In 2016 America, one of the leading presidential candidates has declared that “Islam hates us,” and that he would call for a ban on all Muslims entering the United States. The politics of fear of such ideologues makes Thomas Paine’s call for “thoughtful patriotism” more urgent than ever. Samuel Johnson said: “Patriotism is the last refuge of the scoundrel.” Well, if that is true, then the entire Empire today is run by scoundrels.

Religion-inspired, political violence is at the heart of the ideological conflict. But as the British humorist and polymath Sir Peter Ustinov observed: “Terrorism is the war of the poor. And war is the terrorism of the rich.” So what does all of this mean? Was Samuel Huntington right? Is the world on an unavoidable collision course, headed for the fated “Clash of Civilizations?”

Meg Greenfield

It is against this backdrop, and with all of these open queries, that we recall the sagacious comments of Meg Greenfield in 1979, at the height of the U.S.-Iranian hostage crisis. She wrote in Newsweek:

We are heading into an expansion of the American relationship with that complex of religion, culture and geography known as Islam…no part of the world is more important to our own well-being at the moment – and probably for the foreseeable future…[and] no part of the world is more hopelessly and systematically and stubbornly misunderstood by us. [Emphasis added.]

Ouch. That is quite an indictment: Stubborn, systematic misinformation–indeed disinformation–can make one hopeless indeed. At a time when 62 individual multi-billionaires own more wealth than the bottom half of earth combined, intelligent citizens must ask difficult questions.
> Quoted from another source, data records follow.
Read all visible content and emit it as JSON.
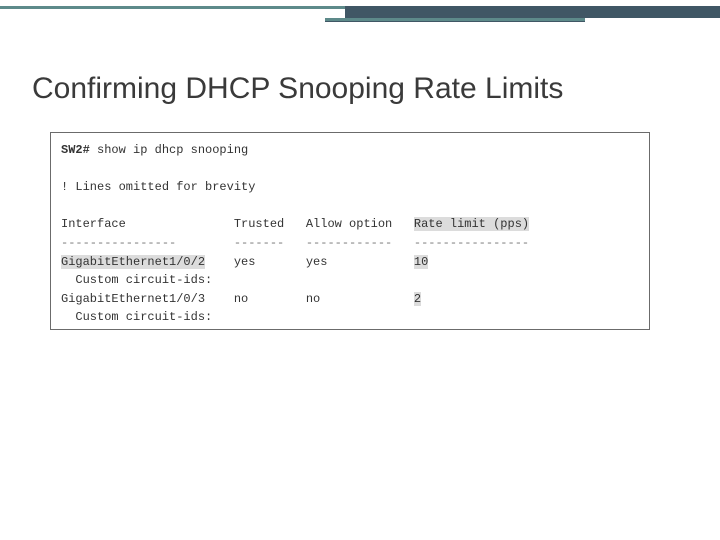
{
  "title": "Confirming DHCP Snooping Rate Limits",
  "cli": {
    "prompt": "SW2# ",
    "command": "show ip dhcp snooping",
    "omitted": "! Lines omitted for brevity",
    "headers": {
      "iface": "Interface",
      "trusted": "Trusted",
      "allow": "Allow option",
      "rate": "Rate limit (pps)"
    },
    "rows": [
      {
        "iface": "GigabitEthernet1/0/2",
        "trusted": "yes",
        "allow": "yes",
        "rate": "10",
        "hl_iface": true,
        "hl_rate": true
      },
      {
        "iface": "GigabitEthernet1/0/3",
        "trusted": "no",
        "allow": "no",
        "rate": "2",
        "hl_iface": false,
        "hl_rate": true
      }
    ],
    "sub": "  Custom circuit-ids:",
    "dash": {
      "iface": "----------------",
      "trusted": "-------",
      "allow": "------------",
      "rate": "----------------"
    }
  }
}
For example, can it really be true that six media companies own and operate well over 90% of American mass media? ALL of the major film studios, TV channels and cable networks, radio stations, newspapers, magazines, and book publishers are owned by just six mega-conglomerates: Comcast, Disney, 21st Century Fox, Time Warner, CBS Corporation, and Viacom. These are the creators of the cognitive frames that dominate our world. They set the parameters of the discourse. They define our perceptions of reality. They control our emotions, our thoughts, our subconsciouses, day to day, moment to moment.

The media’s magical spell is so strong that it can actually cause one who awakens from it to wonder if anything we are told is true at all. This line of questioning has spiritual consequences, to be sure, and can actually lead one down Philosophy’s most popular rabbit hole, to ask: “Is anything real?” The great Sufi mystic Abul Hasan ash-Shadhili taught: “The Sufi sees his own existence like particles of dust, made visible by a ray of sunlight: neither real nor unreal.”

ULTRA-AMERICAN: A PATRIOT ACT is a modest attempt to push back, to explore the above-stated, macro/global themes through micro/local examples, in an attempt to make sense of it all. Armed with nothing but personal stories, reflections, jokes, and funny one-liners, it is the most ambitious creative project of my career. It is a tall order, no doubt. But alas, what choice does an artist have other than to toss a pebble into the ocean, hoping and praying that perhaps it can cause a ripple that will reach the other side of the world? It is a task that should properly be considered next to impossible. But as my standup idol and mentor, Dave Chappelle, taught me: “Next to impossible is the precursor to dope.”

Hope you enjoy the show.